As the state of the COVID pandemic evolves we want to give space on the health report for reflection in order to move forward in a good way.
“Boozhoo, aaniin nindinawemaaganidog. Sequoia Hauck nindizhinikaaz. Waabaabiganikaag nindoonjibaa. Ajiaak nindodem. Ashkibagi-ziibiing nindaa. Hello, my name is Sequoia Hauck. I use they/them pronouns.”
Sequoia is an interdisciplinary artist based in the Twin Cities. They described the stress they felt performing in-person during a surge of infection rates.
“I remember thinking I was 100% gonna get COVID during that time. I tested like four to five times a week, like going to a place to get a PCR and that’s like my anxiety. Like that was like, I need to get a PCR every single day basically for my nervous system to feel okay. Which I think is probably one spectrum of being that I can see is not super healthy tendencies, but also like it felt good to do it for myself,” they said.
What staying safe looks like has been a learning process for Sequoia. They keep up with the latest recommendations from health officials, and for each project, a big part has been coming up with safety protocols with collaborators.
“I am someone who is on the still like super cautious safety side of things even to this day. And so making sure that everyone can be safe and everyone’s testing and everyone’s social distancing still in the ways that we can, and physically distancing, and also how we can still be creative and find joy and excitement in our art forms and our making and still create work and pay people and pay myself and all of these things, so we can still live the lives that we want to live and be safe.” Sequoia said.

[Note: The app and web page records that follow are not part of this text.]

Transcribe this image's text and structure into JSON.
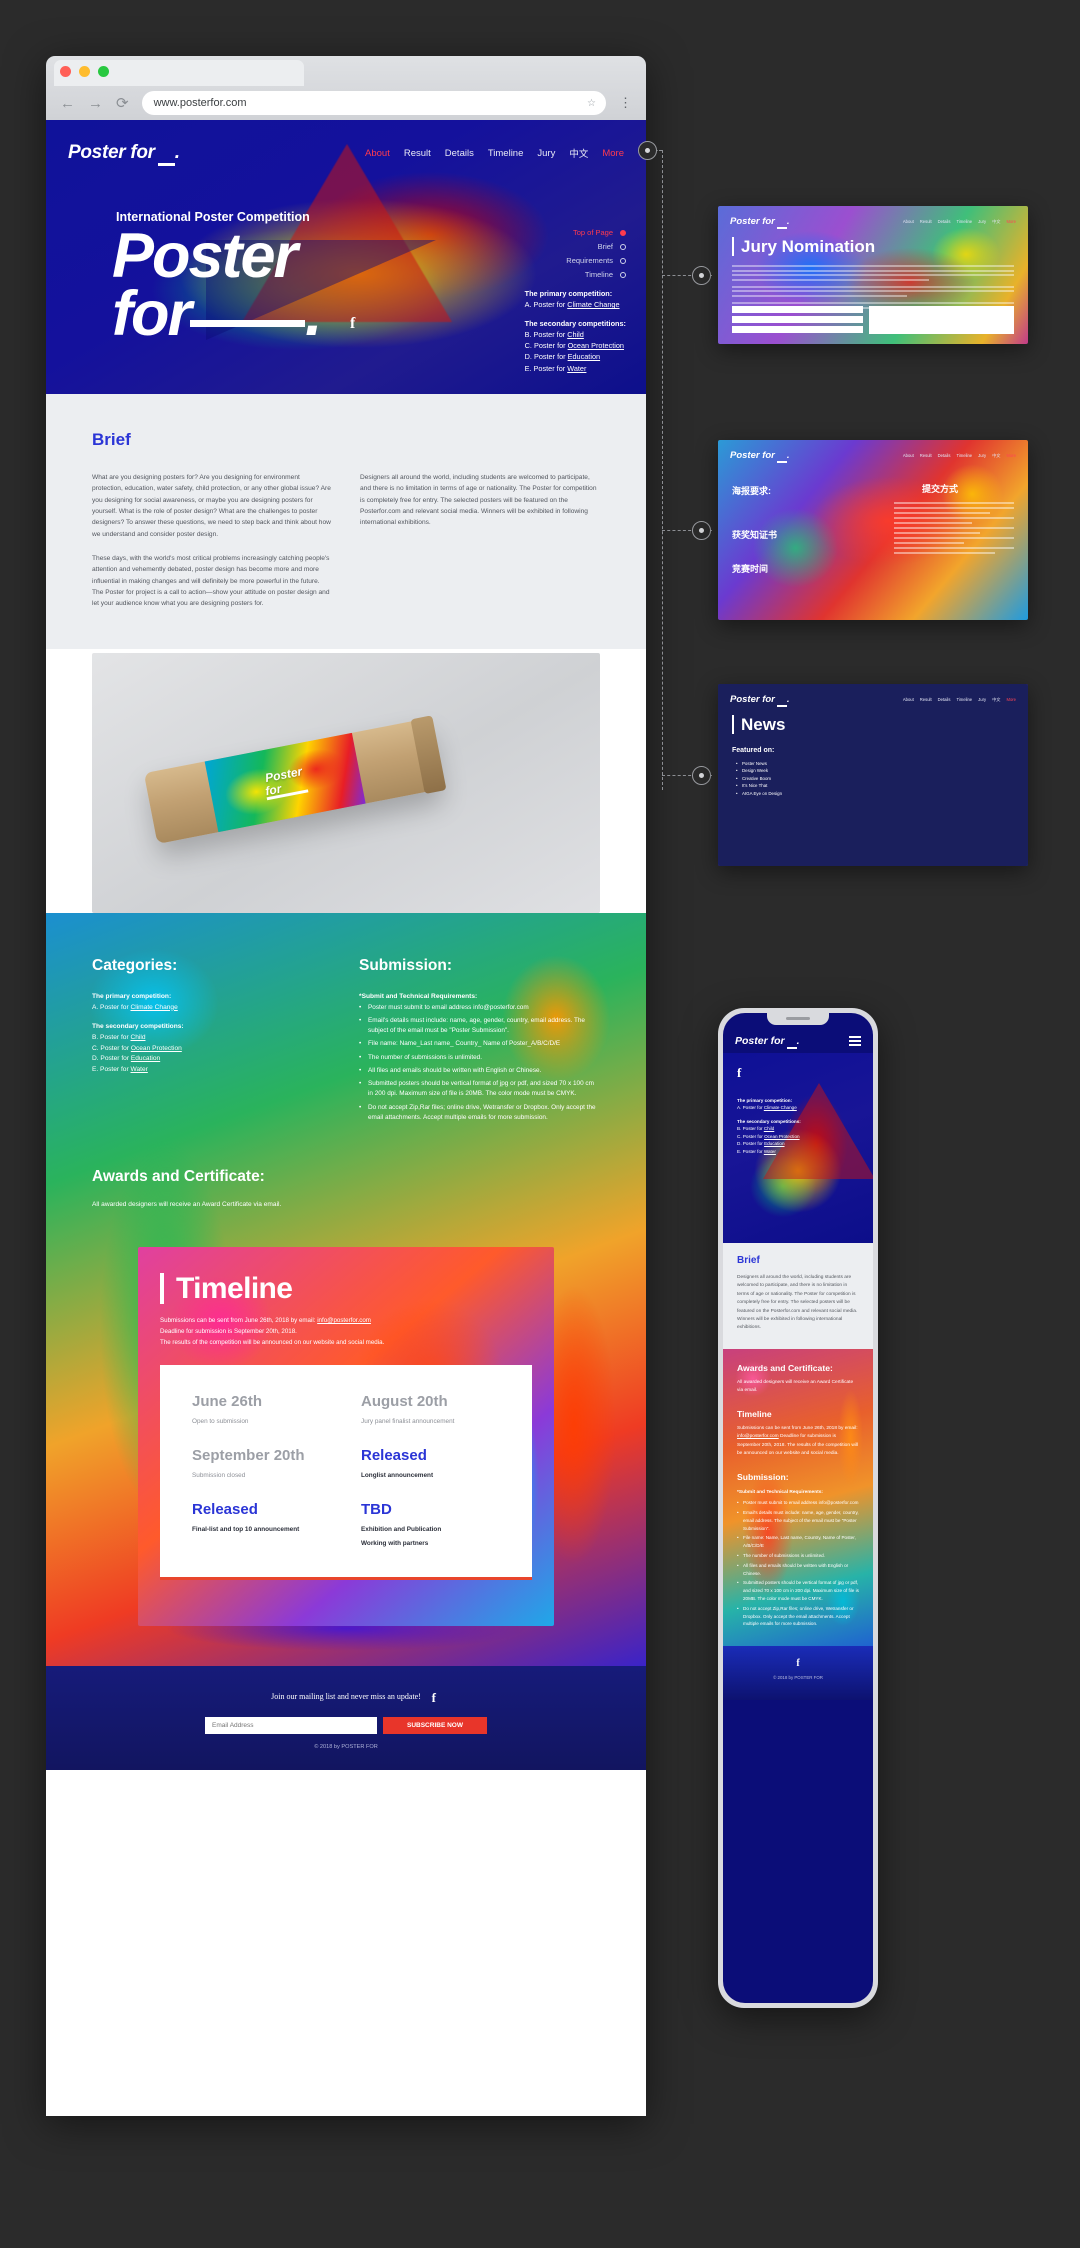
{
  "browser": {
    "url": "www.posterfor.com",
    "back_icon": "arrow-left-icon",
    "forward_icon": "arrow-right-icon",
    "reload_icon": "reload-icon",
    "star_icon": "star-icon",
    "menu_icon": "kebab-menu-icon"
  },
  "site": {
    "brand": "Poster for",
    "nav": [
      {
        "label": "About",
        "active": true
      },
      {
        "label": "Result",
        "active": false
      },
      {
        "label": "Details",
        "active": false
      },
      {
        "label": "Timeline",
        "active": false
      },
      {
        "label": "Jury",
        "active": false
      },
      {
        "label": "中文",
        "active": false
      },
      {
        "label": "More",
        "active": true
      }
    ]
  },
  "hero": {
    "eyebrow": "International Poster Competition",
    "title_line1": "Poster",
    "title_line2": "for",
    "title_period": ".",
    "facebook_icon": "facebook-icon",
    "anchors": [
      {
        "label": "Top of Page",
        "active": true
      },
      {
        "label": "Brief",
        "active": false
      },
      {
        "label": "Requirements",
        "active": false
      },
      {
        "label": "Timeline",
        "active": false
      }
    ],
    "primary_heading": "The primary competition:",
    "primary_items": [
      {
        "prefix": "A. Poster for ",
        "link": "Climate Change"
      }
    ],
    "secondary_heading": "The secondary competitions:",
    "secondary_items": [
      {
        "prefix": "B. Poster for ",
        "link": "Child"
      },
      {
        "prefix": "C. Poster for ",
        "link": "Ocean Protection"
      },
      {
        "prefix": "D. Poster for ",
        "link": "Education"
      },
      {
        "prefix": "E. Poster for ",
        "link": "Water"
      }
    ]
  },
  "brief": {
    "title": "Brief",
    "p1": "What are you designing posters for? Are you designing for environment protection, education, water safety, child protection, or any other global issue? Are you designing for social awareness, or maybe you are designing posters for yourself. What is the role of poster design? What are the challenges to poster designers? To answer these questions, we need to step back and think about how we understand and consider poster design.",
    "p2": "These days, with the world's most critical problems increasingly catching people's attention and vehemently debated, poster design has become more and more influential in making changes and will definitely be more powerful in the future. The Poster for project is a call to action—show your attitude on poster design and let your audience know what you are designing posters for.",
    "p3": "Designers all around the world, including students are welcomed to participate, and there is no limitation in terms of age or nationality. The Poster for competition is completely free for entry. The selected posters will be featured on the Posterfor.com and relevant social media. Winners will be exhibited in following international exhibitions."
  },
  "mockup": {
    "label_line1": "Poster",
    "label_line2": "for"
  },
  "categories": {
    "title": "Categories:",
    "primary_heading": "The primary competition:",
    "primary_items": [
      {
        "prefix": "A. Poster for ",
        "link": "Climate Change"
      }
    ],
    "secondary_heading": "The secondary competitions:",
    "secondary_items": [
      {
        "prefix": "B. Poster for ",
        "link": "Child"
      },
      {
        "prefix": "C. Poster for ",
        "link": "Ocean Protection"
      },
      {
        "prefix": "D. Poster for ",
        "link": "Education"
      },
      {
        "prefix": "E. Poster for ",
        "link": "Water"
      }
    ]
  },
  "submission": {
    "title": "Submission:",
    "subtitle": "*Submit and Technical Requirements:",
    "items": [
      "Poster must submit to email address info@posterfor.com",
      "Email's details must include: name, age, gender, country, email address. The subject of the email must be \"Poster Submission\".",
      "File name: Name_Last name_ Country_ Name of Poster_A/B/C/D/E",
      "The number of submissions is unlimited.",
      "All files and emails should be written with English or Chinese.",
      "Submitted posters should be vertical format of jpg or pdf, and sized 70 x 100 cm in 200 dpi. Maximum size of file is 20MB. The color mode must be CMYK.",
      "Do not accept Zip,Rar files; online drive, Wetransfer or Dropbox. Only accept the email attachments. Accept multiple emails for more submission."
    ]
  },
  "awards": {
    "title": "Awards and Certificate:",
    "text": "All awarded designers will receive an Award Certificate via email."
  },
  "timeline": {
    "title": "Timeline",
    "meta_line1_prefix": "Submissions can be sent from June 26th, 2018 by email: ",
    "meta_email": "info@posterfor.com",
    "meta_line2": "Deadline for submission is September 20th, 2018.",
    "meta_line3": "The results of the competition will be announced on our website and social media.",
    "entries": [
      {
        "date": "June 26th",
        "released": false,
        "desc": "Open to submission",
        "bold": false
      },
      {
        "date": "August 20th",
        "released": false,
        "desc": "Jury panel finalist announcement",
        "bold": false
      },
      {
        "date": "September 20th",
        "released": false,
        "desc": "Submission closed",
        "bold": false
      },
      {
        "date": "Released",
        "released": true,
        "desc": "Longlist announcement",
        "bold": true
      },
      {
        "date": "Released",
        "released": true,
        "desc": "Final-list and top 10 announcement",
        "bold": true
      },
      {
        "date": "TBD",
        "released": true,
        "desc": "Exhibition and Publication",
        "bold": true,
        "desc2": "Working with partners"
      }
    ]
  },
  "footer": {
    "join_text": "Join our mailing list and never miss an update!",
    "facebook_icon": "facebook-icon",
    "email_placeholder": "Email Address",
    "subscribe_label": "SUBSCRIBE NOW",
    "copyright": "© 2018 by POSTER FOR"
  },
  "thumbnails": {
    "jury": {
      "brand": "Poster for",
      "title": "Jury Nomination",
      "nav": [
        "About",
        "Result",
        "Details",
        "Timeline",
        "Jury",
        "中文",
        "More"
      ]
    },
    "chinese": {
      "brand": "Poster for",
      "nav": [
        "About",
        "Result",
        "Details",
        "Timeline",
        "Jury",
        "中文",
        "More"
      ],
      "h1": "海报要求:",
      "h2": "获奖知证书",
      "h3": "竞赛时间",
      "h4": "提交方式"
    },
    "news": {
      "brand": "Poster for",
      "nav": [
        "About",
        "Result",
        "Details",
        "Timeline",
        "Jury",
        "中文",
        "More"
      ],
      "title": "News",
      "featured_label": "Featured on:",
      "items": [
        "Poster News",
        "Design Week",
        "Creative Boom",
        "It's Nice That",
        "AIGA Eye on Design"
      ]
    }
  },
  "phone": {
    "brand": "Poster for",
    "menu_icon": "hamburger-menu-icon",
    "facebook_icon": "facebook-icon",
    "primary_heading": "The primary competition:",
    "primary_items": [
      {
        "prefix": "A. Poster for ",
        "link": "Climate Change"
      }
    ],
    "secondary_heading": "The secondary competitions:",
    "secondary_items": [
      {
        "prefix": "B. Poster for ",
        "link": "Child"
      },
      {
        "prefix": "C. Poster for ",
        "link": "Ocean Protection"
      },
      {
        "prefix": "D. Poster for ",
        "link": "Education"
      },
      {
        "prefix": "E. Poster for ",
        "link": "Water"
      }
    ],
    "brief_title": "Brief",
    "brief_text": "Designers all around the world, including students are welcomed to participate, and there is no limitation in terms of age or nationality. The Poster for competition is completely free for entry. The selected posters will be featured on the Posterfor.com and relevant social media. Winners will be exhibited in following international exhibitions.",
    "awards_title": "Awards and Certificate:",
    "awards_text": "All awarded designers will receive an Award Certificate via email.",
    "timeline_title": "Timeline",
    "timeline_text_1": "Submissions can be sent from June 26th, 2018 by email: ",
    "timeline_email": "info@posterfor.com",
    "timeline_text_2": "Deadline for submission is September 20th, 2018.",
    "timeline_text_3": "The results of the competition will be announced on our website and social media.",
    "submission_title": "Submission:",
    "submission_subtitle": "*Submit and Technical Requirements:",
    "submission_items": [
      "Poster must submit to email address info@posterfor.com",
      "Email's details must include: name, age, gender, country, email address. The subject of the email must be \"Poster Submission\".",
      "File name: Name, Last name, Country, Name of Poster, A/B/C/D/E",
      "The number of submissions is unlimited.",
      "All files and emails should be written with English or Chinese.",
      "Submitted posters should be vertical format of jpg or pdf, and sized 70 x 100 cm in 200 dpi. Maximum size of file is 20MB. The color mode must be CMYK.",
      "Do not accept Zip,Rar files; online drive, Wetransfer or Dropbox. Only accept the email attachments. Accept multiple emails for more submission."
    ],
    "footer_copyright": "© 2018 by POSTER FOR"
  }
}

Sequoia has been learning to find rest, moreso as they grow in their pandemic born creative endeavors. To them, this pandemic is something that’s here to stay.
“I think you know, I’m excited for the future of boosters. I’m ready for my whatever, second booster third, a millionth. I’m here for that. And so, you know, I think wearing masks are really important. And I think access to masking and like access to having a mask and testing is so hard right now I think accessibility to get tested, especially PCR testing is almost ridiculous. And so I wish that was more accessible for folks. Because I feel like that’s how we’re going to know if we’re contagious or have it and how to like manage it for ourselves. So still a lot of like up in the air, but I’m feeling okay, and just want to like be able to support me and the people around me and like the community I exist in,” they said.
Sequoia has several upcoming film projects. Follow their work on their website sequoiahauck.com.
Learn more about Sequoia, and a recent art installment they did at Northern Spark, on Native Lights.
Feven Gerezgiher reporting for Minnesota Native News
Subscribe to Minnesota Native News in your favorite podcast app
- After infection, 1 in 5 American Adults Develop Long COVIDAbout one in five American adults are having health problems long after first contracting COVID-19. This week, learn more about these post-COVID conditions and how doctors are diagnosing them for effective care.
- Dani Pieratos’ Journey to Reclaiming Food Sovereignty.Her passion for reclaiming Native food sovereignty leads her work and is driven by a care for community health and undoing the effects of historical trauma and colonization.
- Bivalent Basics: All About the Updated COVID BoosterOn today’s show, Antony and Leah are joined by Laz Carreon RN, from the Indian Health Board of Minneapolis, for a discussion about the new COVID booster, which is a bivalent booster. Laz helps understand what “bivalent” means and other things to know to make an informed decision about getting boosted.
- Bivalent Booster & Testing: Tools To Push Back on a Fall COVID SurgeWith kids back in school and people spending more time indoors, health experts predict an increase in COVID infection rates in upcoming months. They encourage getting the new bivalent booster and to continue testing for prevention.
- Corey Medina: Connecting With Community Through MusicToday we chat with Corey Medina, a blues-rock artist from Shiprock, NM, and member of the Áshįįhí clan of the Diné Nation. His band, Corey Medina & Brothers, has a reputation as an on-stage powerhouse, bringing its blues-tinged rock and roll to stages across Minnesota.